  8. Regular backups are not the same as recoverable backups that aren’t connected to the systems they’re backing up, and don’t deal with ransomware attacks
  9. Isolated backups in a virtual private cloud is one solution to inoculate against ransomware viruses.

Africa’s strategies for using the cloud should include this cyber-security benefit. Assessing the value is similar to sharing the risks by taking out an insurance policy. Two important questions are, how much risk needs transferring and how much risk transfer’s affordable?

482 Views
 · 
Dec 02, 2016
 · 

HIMSS Middle East eHealth competition’s not all big systems

Good eHealth isn’t all about large-scale, all-pervading programmes.
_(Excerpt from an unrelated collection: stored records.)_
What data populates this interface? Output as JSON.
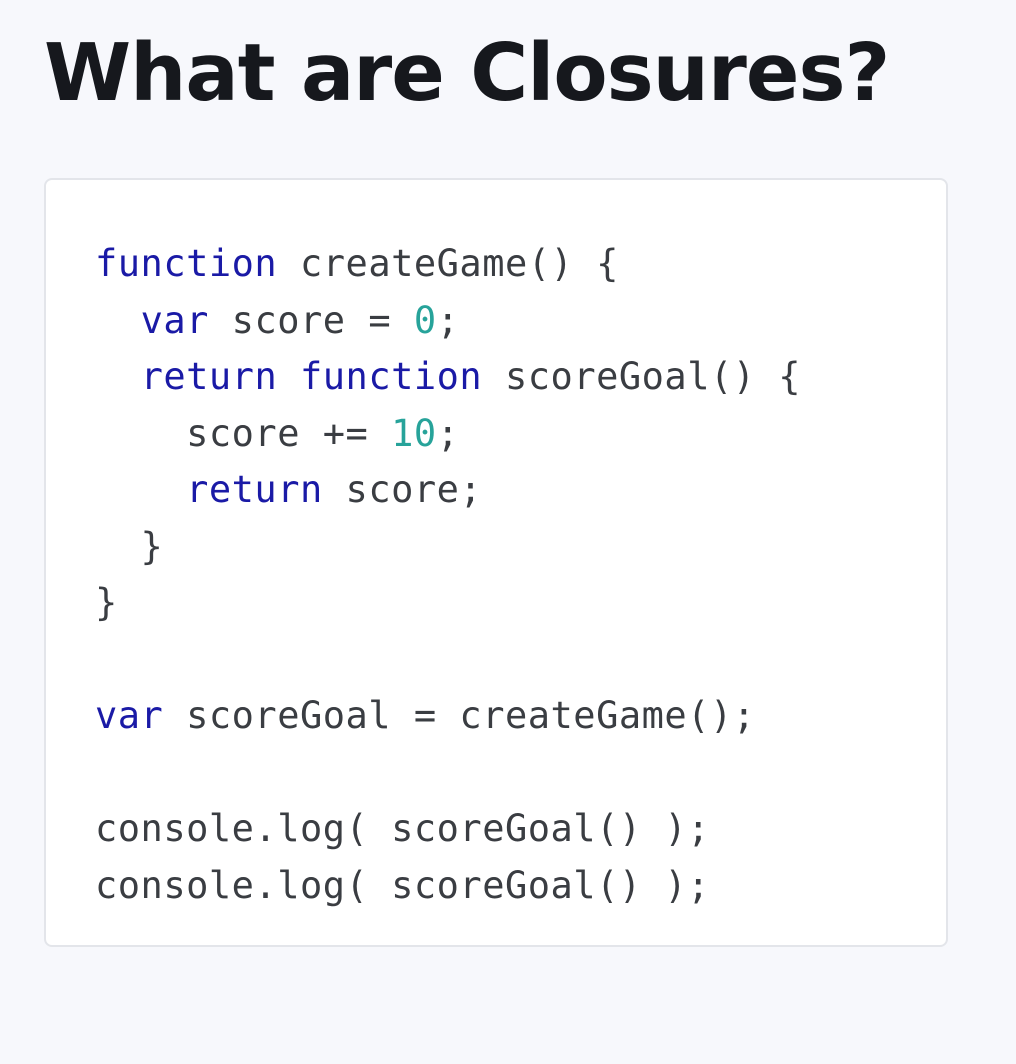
{
  "title": "What are Closures?",
  "colors": {
    "background": "#f7f8fc",
    "title": "#16181d",
    "keyword": "#1a1aa6",
    "number": "#27a39a",
    "text": "#3a3d42"
  },
  "code": {
    "language": "javascript",
    "lines": [
      [
        {
          "t": "kw",
          "v": "function"
        },
        {
          "t": "plain",
          "v": " createGame() {"
        }
      ],
      [
        {
          "t": "plain",
          "v": "  "
        },
        {
          "t": "kw",
          "v": "var"
        },
        {
          "t": "plain",
          "v": " score = "
        },
        {
          "t": "num",
          "v": "0"
        },
        {
          "t": "plain",
          "v": ";"
        }
      ],
      [
        {
          "t": "plain",
          "v": "  "
        },
        {
          "t": "kw",
          "v": "return"
        },
        {
          "t": "plain",
          "v": " "
        },
        {
          "t": "kw",
          "v": "function"
        },
        {
          "t": "plain",
          "v": " scoreGoal() {"
        }
      ],
      [
        {
          "t": "plain",
          "v": "    score += "
        },
        {
          "t": "num",
          "v": "10"
        },
        {
          "t": "plain",
          "v": ";"
        }
      ],
      [
        {
          "t": "plain",
          "v": "    "
        },
        {
          "t": "kw",
          "v": "return"
        },
        {
          "t": "plain",
          "v": " score;"
        }
      ],
      [
        {
          "t": "plain",
          "v": "  }"
        }
      ],
      [
        {
          "t": "plain",
          "v": "}"
        }
      ],
      [],
      [
        {
          "t": "kw",
          "v": "var"
        },
        {
          "t": "plain",
          "v": " scoreGoal = createGame();"
        }
      ],
      [],
      [
        {
          "t": "plain",
          "v": "console.log( scoreGoal() );"
        }
      ],
      [
        {
          "t": "plain",
          "v": "console.log( scoreGoal() );"
        }
      ]
    ]
  }
}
A report by Market Watch  on the Healthcare Information and Management Systems Society (HIMSS) and Elsevier competition in the Middle East includes eHealth services in specific healthcare activities. The HIMSS-Elsevier Digital Healthcare Award 2016 has two categories. Finalists for ICT Innovation Award Category and 2016 Finalists for ICT Achievement Award Category:

eHealth projects in the innovation category include:

  1. Al Baraha Hospital, Dubai, United Arab Emirates:  Creating an Open Source Custom Made Quality Data Management System in Anaesthesia & OT Department
  2. Cleveland Clinic Abu Dhabi (CCAD), Abu Dhabi, United Arab Emirates: Transfusion Service at CCAD / The Right Blood for the Right Patient: Bringing Innovation and Technology Together.

The achievements category includes:

  1. Hamad Medical Corporation, Qatar: Al Wakra Hospital Outpatient Pharmacy Automation Project
  2. SAAD Specialist Hospital (SSH), Khobar, Kingdom of Saudi Arabia: CELERITY - PACS & Radiology Information System.

While Large-scale projects are included in both categories, the competition confirms that eHealth for specific healthcare activities retains an important and valuable place in eHealth strategies. A lesson for Africa’s equivalent programmes, such as for SDGs, is to ensure excellence.  

226 Views
 · 
Dec 02, 2016
 ·